The notable characteristics of game-improvement sets are wider soles, thicker toplines, and offset, the face of the club being set slightly back from the shaft. Known informally as “cavity-backs”, these irons boast expansive rear cavities behind the face of the club. Taken as a whole, all of these features promote a achieve higher launch while eliminating the tendency for “fading” or “slicing” – hitting shots that fall to the right during flight, often at the expense of distance and accuracy. If game-improvement is the iron type for you, consider the well-known models produced by TaylorMade (Burner HT and Burner Plus), Callaway (RAZR X), and Cleveland Golf (CG7 and CG16).

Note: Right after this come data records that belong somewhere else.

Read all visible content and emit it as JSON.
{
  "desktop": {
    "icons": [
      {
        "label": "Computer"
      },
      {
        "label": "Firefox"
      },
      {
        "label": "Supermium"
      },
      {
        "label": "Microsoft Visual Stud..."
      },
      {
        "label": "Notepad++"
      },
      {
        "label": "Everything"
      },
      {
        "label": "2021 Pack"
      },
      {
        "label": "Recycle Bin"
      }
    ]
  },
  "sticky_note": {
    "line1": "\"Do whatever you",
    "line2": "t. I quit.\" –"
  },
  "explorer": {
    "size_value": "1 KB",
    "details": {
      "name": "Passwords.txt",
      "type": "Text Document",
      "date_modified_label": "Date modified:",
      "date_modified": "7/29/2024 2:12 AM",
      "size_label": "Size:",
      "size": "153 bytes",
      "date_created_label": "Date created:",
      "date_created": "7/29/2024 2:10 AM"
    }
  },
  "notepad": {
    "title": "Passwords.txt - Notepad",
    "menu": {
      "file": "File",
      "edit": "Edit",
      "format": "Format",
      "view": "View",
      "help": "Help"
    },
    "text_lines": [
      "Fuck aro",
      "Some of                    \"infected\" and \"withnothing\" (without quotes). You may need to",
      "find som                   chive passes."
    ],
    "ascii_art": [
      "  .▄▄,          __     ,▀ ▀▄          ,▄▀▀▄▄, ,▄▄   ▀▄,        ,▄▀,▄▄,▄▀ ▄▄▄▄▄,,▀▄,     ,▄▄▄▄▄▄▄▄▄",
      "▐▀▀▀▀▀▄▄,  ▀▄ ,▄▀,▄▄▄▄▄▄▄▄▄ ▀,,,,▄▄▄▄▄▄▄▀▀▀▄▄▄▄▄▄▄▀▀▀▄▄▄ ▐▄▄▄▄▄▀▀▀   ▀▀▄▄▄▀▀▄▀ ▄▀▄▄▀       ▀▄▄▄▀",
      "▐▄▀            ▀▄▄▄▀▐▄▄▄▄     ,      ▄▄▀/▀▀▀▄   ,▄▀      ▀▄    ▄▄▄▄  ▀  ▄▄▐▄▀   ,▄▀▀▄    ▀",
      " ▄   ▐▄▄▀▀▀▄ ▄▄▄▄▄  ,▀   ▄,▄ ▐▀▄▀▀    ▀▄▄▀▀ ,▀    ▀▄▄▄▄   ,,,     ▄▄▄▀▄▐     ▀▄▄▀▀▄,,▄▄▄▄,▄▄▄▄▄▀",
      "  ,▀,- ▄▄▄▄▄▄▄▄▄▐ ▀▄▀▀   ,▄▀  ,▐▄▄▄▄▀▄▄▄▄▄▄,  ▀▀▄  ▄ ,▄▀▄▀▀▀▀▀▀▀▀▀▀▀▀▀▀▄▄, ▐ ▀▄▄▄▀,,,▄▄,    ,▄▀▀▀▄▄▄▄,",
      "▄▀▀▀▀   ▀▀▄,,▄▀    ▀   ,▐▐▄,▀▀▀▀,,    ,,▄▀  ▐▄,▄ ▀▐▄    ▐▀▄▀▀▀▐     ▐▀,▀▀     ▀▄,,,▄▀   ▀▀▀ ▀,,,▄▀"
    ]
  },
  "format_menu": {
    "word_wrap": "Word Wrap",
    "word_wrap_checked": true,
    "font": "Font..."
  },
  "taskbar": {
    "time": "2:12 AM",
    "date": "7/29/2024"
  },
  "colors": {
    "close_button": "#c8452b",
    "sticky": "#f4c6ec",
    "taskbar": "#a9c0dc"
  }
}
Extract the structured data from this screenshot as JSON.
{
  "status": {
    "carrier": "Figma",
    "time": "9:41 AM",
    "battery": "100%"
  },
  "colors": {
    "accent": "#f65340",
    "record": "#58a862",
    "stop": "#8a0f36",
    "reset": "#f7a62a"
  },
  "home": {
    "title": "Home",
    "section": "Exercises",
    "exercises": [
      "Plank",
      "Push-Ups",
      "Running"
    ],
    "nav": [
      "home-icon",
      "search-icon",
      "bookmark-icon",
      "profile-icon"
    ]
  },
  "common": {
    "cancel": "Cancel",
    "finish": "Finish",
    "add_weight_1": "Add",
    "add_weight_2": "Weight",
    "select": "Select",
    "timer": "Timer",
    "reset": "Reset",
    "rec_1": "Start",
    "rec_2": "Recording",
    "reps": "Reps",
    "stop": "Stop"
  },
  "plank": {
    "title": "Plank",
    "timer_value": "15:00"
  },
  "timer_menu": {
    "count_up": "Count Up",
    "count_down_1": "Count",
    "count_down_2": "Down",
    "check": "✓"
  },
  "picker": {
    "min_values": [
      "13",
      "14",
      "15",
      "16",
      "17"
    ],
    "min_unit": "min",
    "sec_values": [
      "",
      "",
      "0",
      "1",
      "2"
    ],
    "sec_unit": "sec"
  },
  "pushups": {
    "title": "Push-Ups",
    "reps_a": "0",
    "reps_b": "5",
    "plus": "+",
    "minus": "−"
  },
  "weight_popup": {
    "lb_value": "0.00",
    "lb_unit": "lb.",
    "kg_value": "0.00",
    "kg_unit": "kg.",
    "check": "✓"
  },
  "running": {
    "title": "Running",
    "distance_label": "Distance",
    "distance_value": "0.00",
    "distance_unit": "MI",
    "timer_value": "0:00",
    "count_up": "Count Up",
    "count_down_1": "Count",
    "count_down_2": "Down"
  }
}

More accomplished players tend to gravitate towards midsize and blade irons, featuring thinner toplines, heavier clubheads, a smaller face area, and less offset. The most compact type of iron, “blades” or “musclebacks” are named for their fuller, smoother backs, which boast few (if any) game-improvement features. The principal benefit of these so-called “player’s irons” is workability and control, but it comes at a price – consistent technique is a must in order to product solid contact and repeatable results. For many years, Mizuno (MP-62) has been considered a go-to for the experienced iron player, but Callaway (RAZR X Forged) and Nike (VR Pro Combo) have recently challenged that reputation with their own quality offerings.